In the thirty years since their immigration from Ethiopia to the State of Israel, Ethiopian-Israelis have put music at the center of communal and public life, using it alternatingly as a mechanism of protest and as appeal for integration. Ethiopian music develops in quiet corners of urban Israel as the most prominent advocate for equality, and the Israeli-born generation is creating new musical styles that negotiate the terms of blackness outside of Africa. For the first time, this book examines in detail those new genres of Ethiopian-Israeli music, including Ethiopian-Israeli hip-hop, Ethio-soul performed across Europe, and eskesta dance projects at the center of national festivals. This book argues that in a climate where Ethiopian-Israelis fight for recognition of their contribution to society, musical style often takes the place of political speech, and musicians take on outsize roles as cultural critics.
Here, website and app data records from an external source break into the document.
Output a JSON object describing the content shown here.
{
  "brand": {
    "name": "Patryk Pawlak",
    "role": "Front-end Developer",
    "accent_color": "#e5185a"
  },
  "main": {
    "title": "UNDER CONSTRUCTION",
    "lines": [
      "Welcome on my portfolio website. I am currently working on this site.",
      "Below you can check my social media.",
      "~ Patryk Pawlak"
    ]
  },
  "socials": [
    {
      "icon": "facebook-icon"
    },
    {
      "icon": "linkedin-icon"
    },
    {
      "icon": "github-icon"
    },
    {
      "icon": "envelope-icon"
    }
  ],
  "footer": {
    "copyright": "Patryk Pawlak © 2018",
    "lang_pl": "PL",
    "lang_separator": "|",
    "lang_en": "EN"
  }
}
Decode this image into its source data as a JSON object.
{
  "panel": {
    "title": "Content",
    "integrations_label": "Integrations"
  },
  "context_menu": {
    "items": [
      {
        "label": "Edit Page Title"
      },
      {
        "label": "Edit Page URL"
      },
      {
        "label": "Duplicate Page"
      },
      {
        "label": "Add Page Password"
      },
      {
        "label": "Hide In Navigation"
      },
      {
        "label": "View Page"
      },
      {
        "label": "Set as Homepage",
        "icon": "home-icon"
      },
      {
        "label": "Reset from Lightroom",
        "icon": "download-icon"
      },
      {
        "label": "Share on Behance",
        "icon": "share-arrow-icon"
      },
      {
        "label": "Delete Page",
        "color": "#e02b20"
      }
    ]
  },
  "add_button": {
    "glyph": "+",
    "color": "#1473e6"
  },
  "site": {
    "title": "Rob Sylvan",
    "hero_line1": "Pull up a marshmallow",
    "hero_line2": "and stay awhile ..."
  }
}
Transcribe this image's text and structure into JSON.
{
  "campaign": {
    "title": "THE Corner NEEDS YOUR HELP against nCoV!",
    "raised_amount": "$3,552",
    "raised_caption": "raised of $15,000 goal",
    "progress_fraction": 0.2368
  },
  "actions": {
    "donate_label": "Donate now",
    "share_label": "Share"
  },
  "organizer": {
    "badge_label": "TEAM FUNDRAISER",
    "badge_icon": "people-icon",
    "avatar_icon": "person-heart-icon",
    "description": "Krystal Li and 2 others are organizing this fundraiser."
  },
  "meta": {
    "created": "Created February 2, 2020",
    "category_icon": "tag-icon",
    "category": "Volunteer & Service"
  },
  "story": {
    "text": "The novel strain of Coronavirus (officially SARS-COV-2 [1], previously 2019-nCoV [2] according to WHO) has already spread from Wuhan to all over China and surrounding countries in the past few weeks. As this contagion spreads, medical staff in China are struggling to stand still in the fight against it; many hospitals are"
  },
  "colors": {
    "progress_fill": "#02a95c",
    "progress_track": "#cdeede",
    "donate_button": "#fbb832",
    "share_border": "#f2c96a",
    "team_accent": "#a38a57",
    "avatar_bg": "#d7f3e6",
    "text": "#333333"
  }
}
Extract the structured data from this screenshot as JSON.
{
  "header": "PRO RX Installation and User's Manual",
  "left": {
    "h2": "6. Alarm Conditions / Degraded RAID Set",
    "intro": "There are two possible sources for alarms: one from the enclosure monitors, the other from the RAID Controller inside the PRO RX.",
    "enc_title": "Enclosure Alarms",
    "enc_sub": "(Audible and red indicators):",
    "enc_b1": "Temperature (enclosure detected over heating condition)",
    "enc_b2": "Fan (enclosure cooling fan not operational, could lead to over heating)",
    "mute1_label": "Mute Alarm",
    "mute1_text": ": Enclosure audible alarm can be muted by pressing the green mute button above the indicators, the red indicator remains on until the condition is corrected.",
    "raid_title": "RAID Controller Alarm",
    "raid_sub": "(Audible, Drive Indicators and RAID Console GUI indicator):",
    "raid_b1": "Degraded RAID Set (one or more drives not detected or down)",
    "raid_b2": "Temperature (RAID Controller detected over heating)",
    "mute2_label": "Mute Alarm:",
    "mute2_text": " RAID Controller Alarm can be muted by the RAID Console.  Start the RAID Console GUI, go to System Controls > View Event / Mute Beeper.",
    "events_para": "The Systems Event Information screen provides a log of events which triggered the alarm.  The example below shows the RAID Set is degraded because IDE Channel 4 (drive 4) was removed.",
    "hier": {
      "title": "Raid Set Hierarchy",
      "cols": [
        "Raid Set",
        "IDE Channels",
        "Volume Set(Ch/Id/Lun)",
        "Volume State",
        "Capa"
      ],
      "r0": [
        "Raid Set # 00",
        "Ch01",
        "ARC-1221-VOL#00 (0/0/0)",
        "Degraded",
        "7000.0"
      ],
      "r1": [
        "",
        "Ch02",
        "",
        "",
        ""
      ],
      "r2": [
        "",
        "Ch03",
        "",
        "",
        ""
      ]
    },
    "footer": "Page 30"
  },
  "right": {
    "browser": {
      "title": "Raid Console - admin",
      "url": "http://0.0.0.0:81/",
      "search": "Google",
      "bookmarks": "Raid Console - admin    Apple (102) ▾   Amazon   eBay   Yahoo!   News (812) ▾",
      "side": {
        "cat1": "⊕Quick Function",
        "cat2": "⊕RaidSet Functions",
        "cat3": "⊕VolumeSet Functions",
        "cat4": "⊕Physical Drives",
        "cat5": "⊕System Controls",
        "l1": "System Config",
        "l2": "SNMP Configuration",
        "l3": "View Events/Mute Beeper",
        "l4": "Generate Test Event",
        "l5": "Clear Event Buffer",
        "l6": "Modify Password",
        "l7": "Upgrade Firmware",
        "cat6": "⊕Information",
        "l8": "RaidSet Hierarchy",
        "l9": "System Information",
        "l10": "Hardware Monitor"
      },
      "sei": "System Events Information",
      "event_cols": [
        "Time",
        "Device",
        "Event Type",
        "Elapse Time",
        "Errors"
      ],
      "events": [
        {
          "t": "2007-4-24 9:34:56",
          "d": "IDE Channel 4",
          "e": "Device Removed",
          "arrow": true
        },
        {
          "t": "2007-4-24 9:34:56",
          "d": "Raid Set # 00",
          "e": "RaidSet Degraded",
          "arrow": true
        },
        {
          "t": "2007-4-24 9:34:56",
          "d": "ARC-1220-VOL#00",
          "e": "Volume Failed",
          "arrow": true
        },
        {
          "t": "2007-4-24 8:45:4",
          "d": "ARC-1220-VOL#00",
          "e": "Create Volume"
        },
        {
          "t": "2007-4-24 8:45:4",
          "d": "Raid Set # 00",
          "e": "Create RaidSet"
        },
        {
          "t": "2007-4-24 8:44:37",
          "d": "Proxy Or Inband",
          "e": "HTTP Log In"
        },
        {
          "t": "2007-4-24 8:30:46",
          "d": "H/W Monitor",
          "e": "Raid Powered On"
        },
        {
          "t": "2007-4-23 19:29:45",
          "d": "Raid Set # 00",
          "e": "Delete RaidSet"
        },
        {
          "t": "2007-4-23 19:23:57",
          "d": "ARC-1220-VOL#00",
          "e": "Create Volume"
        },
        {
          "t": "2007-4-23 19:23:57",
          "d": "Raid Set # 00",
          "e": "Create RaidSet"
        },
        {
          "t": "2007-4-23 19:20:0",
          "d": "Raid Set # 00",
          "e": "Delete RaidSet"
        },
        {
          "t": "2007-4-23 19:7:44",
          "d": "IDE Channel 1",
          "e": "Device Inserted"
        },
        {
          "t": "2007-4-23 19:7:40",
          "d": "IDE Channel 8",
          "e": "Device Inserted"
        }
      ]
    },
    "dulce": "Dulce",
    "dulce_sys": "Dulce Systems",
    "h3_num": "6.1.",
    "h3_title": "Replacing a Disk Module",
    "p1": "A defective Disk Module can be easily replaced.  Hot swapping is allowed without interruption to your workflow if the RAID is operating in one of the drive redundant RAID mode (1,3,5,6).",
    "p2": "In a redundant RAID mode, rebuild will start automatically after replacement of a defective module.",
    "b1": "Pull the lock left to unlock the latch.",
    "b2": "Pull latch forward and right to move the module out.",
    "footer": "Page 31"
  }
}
From their perch in Tel Aviv, Ethiopian-Israeli musicians use musical style to critique a social hierarchy that affects life for everyone in Israel/Palestine.
ILANA WEBSTER-KOGEN is the Joe Loss Lecturer (assistant professor) in the department of music at SOAS, University of London. She received her PhD in ethnomusicology there in 2011. Her work has appeared in African and Black Diaspora, Ethnomusicology Forum and the Journal of African Cultural Studies.
List of Illustrations Acknowledgments Note on Transliteration Introduction: Symbolic Codes of Citizenship Afrodiasporic Myths: Ester Rada and the Atlantic Connection Ethiopianist Myths of Dissonance and Nostalgia Zionist Myths and the Mainstreaming of Ethiopian-Israeli Music Embodying Blackness through Eskesta Citizenship "What about My Money": Themes of Labor and Citizenship in Ethiopian-Israeli Hip-Hop Levinski Street, Tel Aviv's Horn Mediascape Conclusion Notes Bibliography Index